July 14, 2017
by Courtney Healey
Chad Manley is a designer and a builder who, on any given day, might spend as much time propagating plants for his Pacific Northwest Living Plant Catalogue as he does designing structures and spaces. The results, like Whistler’s Freaux Sauna, bespeak a design spirit that strongly values the synthesis of landscape and built form.
Chad Manley Practice in Landscape and Building Arts (CMPLBA) enjoyed a fairytale start when Manley’s Masters of Architecture thesis proposal, a series of backcountry warming huts on Whistler Mountain, began growing into a real project upon his 2011 graduation from the University of British Columbia. Although Manley is no longer involved in the Spearhead Huts project, which is now in the fundraising stage, the project did help solidify his understanding of what he calls “the interface between natural spaces and city spaces” that continues to inform his work.
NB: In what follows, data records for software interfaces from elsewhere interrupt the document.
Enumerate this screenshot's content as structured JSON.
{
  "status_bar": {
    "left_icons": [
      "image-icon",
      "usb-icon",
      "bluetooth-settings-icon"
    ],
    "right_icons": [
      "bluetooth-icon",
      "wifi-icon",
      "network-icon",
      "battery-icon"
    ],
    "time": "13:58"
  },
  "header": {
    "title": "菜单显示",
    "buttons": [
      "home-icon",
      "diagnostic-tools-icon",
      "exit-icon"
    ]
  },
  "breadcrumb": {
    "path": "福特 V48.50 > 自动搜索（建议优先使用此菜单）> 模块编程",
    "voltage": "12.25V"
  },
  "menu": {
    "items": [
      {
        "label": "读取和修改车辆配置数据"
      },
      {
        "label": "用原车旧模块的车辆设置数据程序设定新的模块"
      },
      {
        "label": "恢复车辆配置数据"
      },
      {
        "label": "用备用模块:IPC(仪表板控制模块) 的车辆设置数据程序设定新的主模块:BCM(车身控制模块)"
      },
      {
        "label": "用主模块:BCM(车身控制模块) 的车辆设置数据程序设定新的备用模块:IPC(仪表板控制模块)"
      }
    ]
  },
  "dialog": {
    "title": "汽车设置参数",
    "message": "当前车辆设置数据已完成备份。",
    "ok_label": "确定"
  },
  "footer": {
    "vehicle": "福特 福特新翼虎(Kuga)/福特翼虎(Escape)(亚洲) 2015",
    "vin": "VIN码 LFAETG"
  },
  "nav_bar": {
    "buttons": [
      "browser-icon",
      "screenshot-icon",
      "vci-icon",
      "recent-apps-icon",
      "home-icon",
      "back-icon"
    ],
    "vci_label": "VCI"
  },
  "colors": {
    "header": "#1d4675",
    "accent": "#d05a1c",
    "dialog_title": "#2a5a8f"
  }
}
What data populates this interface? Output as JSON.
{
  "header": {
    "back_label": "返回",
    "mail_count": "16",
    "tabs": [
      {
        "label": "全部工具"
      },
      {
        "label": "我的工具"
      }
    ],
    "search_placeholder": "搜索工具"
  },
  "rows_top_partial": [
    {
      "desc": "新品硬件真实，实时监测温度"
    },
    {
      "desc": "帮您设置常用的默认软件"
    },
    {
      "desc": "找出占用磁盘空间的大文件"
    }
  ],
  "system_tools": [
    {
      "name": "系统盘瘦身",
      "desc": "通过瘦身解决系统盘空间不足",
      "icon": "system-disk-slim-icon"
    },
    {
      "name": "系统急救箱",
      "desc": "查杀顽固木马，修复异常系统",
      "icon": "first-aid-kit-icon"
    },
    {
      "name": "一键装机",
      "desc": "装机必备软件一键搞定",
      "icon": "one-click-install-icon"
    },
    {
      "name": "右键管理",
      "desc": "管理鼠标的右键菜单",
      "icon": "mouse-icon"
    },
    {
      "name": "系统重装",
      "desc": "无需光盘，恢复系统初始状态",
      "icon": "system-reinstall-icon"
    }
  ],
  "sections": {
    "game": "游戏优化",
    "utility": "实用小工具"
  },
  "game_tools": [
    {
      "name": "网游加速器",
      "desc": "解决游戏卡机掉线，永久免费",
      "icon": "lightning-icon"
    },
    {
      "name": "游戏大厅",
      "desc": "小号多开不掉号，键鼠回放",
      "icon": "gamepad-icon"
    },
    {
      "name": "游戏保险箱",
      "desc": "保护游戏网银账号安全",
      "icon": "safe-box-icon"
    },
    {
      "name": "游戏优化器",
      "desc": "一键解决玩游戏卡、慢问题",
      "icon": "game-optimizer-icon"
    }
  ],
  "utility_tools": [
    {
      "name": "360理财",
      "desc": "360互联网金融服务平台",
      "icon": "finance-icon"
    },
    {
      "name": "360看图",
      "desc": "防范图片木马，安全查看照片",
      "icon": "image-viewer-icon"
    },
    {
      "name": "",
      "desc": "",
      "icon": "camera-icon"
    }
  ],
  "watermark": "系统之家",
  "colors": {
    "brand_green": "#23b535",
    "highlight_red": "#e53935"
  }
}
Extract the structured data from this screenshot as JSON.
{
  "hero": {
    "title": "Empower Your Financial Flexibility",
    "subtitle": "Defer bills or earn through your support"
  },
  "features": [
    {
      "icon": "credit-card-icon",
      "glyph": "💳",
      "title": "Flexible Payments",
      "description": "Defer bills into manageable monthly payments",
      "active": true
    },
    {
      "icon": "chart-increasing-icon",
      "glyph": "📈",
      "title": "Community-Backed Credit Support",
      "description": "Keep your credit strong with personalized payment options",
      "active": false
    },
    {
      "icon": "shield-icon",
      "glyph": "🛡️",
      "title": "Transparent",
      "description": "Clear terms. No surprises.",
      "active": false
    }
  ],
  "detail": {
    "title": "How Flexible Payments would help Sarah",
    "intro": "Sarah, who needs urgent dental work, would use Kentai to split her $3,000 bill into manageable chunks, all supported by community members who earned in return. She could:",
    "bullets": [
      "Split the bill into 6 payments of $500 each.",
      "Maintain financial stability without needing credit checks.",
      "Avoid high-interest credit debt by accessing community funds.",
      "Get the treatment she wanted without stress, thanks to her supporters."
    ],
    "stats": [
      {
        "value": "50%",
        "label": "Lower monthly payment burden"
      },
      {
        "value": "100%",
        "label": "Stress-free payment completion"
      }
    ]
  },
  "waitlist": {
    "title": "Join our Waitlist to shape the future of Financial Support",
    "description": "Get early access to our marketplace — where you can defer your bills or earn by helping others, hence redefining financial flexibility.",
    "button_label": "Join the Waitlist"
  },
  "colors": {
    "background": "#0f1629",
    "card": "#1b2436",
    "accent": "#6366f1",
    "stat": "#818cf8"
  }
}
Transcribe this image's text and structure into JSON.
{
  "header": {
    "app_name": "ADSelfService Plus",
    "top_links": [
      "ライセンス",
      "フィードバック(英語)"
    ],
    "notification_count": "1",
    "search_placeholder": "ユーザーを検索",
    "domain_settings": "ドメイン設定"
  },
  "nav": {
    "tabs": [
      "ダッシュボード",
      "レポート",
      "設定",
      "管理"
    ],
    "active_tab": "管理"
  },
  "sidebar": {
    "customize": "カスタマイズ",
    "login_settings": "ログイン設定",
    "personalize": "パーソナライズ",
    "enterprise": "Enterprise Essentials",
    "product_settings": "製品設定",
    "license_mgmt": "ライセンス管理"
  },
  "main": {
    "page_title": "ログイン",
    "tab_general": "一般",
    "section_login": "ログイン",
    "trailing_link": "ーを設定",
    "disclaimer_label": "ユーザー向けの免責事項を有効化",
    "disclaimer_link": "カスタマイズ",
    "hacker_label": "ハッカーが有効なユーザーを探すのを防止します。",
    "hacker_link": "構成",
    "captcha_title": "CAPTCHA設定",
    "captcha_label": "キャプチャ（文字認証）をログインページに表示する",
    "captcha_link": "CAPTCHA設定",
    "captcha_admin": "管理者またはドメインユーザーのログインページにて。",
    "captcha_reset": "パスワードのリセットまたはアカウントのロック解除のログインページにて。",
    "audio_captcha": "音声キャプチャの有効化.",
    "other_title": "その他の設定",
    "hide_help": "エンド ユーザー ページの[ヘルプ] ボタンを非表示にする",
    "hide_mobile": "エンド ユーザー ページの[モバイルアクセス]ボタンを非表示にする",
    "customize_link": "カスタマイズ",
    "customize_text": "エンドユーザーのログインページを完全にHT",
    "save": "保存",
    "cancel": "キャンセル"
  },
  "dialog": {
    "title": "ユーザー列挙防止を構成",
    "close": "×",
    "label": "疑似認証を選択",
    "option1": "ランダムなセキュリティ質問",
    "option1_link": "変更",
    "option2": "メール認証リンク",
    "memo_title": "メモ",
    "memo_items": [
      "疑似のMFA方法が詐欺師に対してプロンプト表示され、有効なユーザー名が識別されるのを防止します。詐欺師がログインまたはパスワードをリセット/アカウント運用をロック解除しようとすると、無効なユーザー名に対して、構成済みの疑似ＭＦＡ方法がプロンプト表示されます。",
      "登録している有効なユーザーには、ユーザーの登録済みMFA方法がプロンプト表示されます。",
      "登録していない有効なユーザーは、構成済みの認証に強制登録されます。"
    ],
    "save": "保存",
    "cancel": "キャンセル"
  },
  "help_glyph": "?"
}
The Freaux Spa pavilion includes an enclosed sauna and
a freestanding tub with framed views of the surrounding landscape. Photo by Chad Manley
Completed with Principle Architect and Goodweather Studio, Roberts Creek House is carefully sited to minimize damage to its sloped site.
A series of glass-walled courtyards connect interior and exterior spaces. Photo by Chad Manley
For a 2017 single family house in Roberts Creek, British Columbia, Manley began his design process by grappling with philosophical questions: What is artifice? What is nature? How does culture fit? For him, the act of building on a densely forested site meant that the constructed form should describe some tension and ambivalence about the act of living there. This, along with a scrupulous adherence to an existing four-degree slope, results in a pair of structures that evoke a fallen tree beside its stump and subtle off-kilter spaces that give the house a nestled final resting place in the forest.
The Apres Ski Bar in Whistler evokes the dynamism of the sport. Photo by Jordan Manley
Currently a one-man operation, CMPLBA relies on a set of close collaborators around Vancouver. Manley is keenly aware of the “millennial trap where my friends and I end up endlessly gigging for one another—but it can be productive when it works.”